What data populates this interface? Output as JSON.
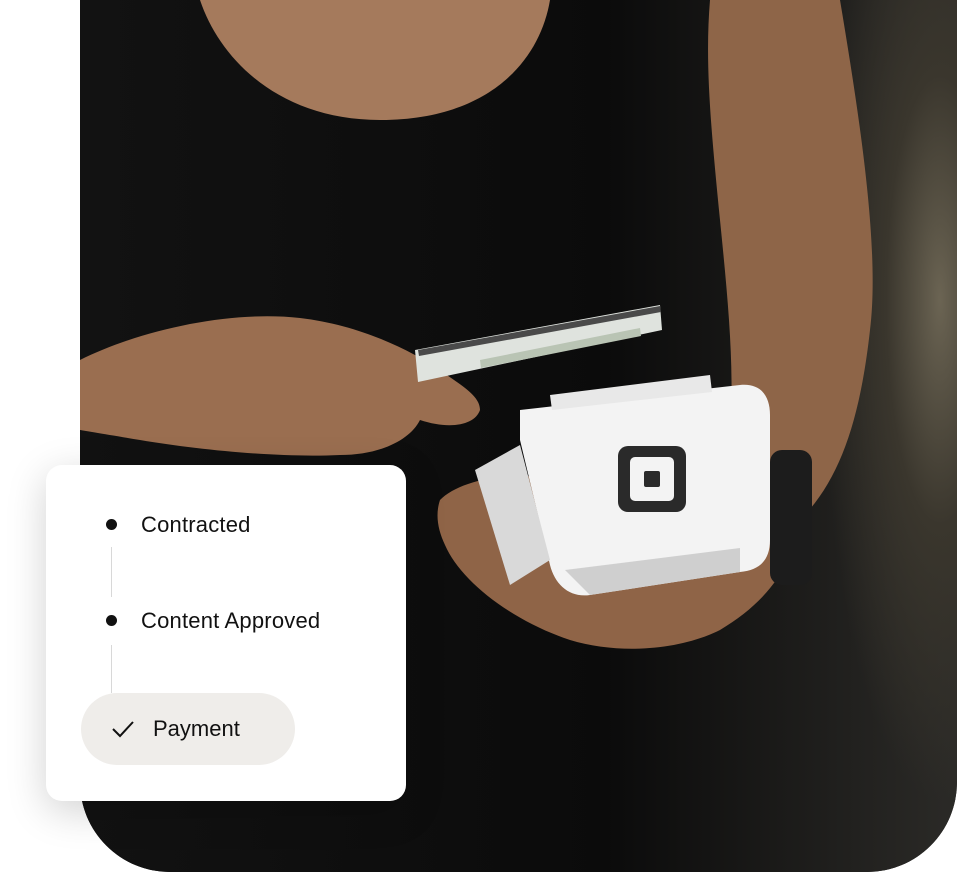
{
  "status_card": {
    "steps": [
      {
        "label": "Contracted",
        "state": "done"
      },
      {
        "label": "Content Approved",
        "state": "done"
      },
      {
        "label": "Payment",
        "state": "current"
      }
    ]
  },
  "photo": {
    "reader_icon": "square-logo-icon"
  },
  "colors": {
    "card_background": "#ffffff",
    "pill_background": "#efedea",
    "text": "#111111"
  }
}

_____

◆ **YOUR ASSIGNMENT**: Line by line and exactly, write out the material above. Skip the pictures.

◆ **SOLUTION TO THE EXERCISE**:
What data populates this interface? Output as JSON.
{
  "status_card": {
    "steps": [
      {
        "label": "Contracted",
        "state": "done"
      },
      {
        "label": "Content Approved",
        "state": "done"
      },
      {
        "label": "Payment",
        "state": "current"
      }
    ]
  },
  "photo": {
    "reader_icon": "square-logo-icon"
  },
  "colors": {
    "card_background": "#ffffff",
    "pill_background": "#efedea",
    "text": "#111111"
  }
}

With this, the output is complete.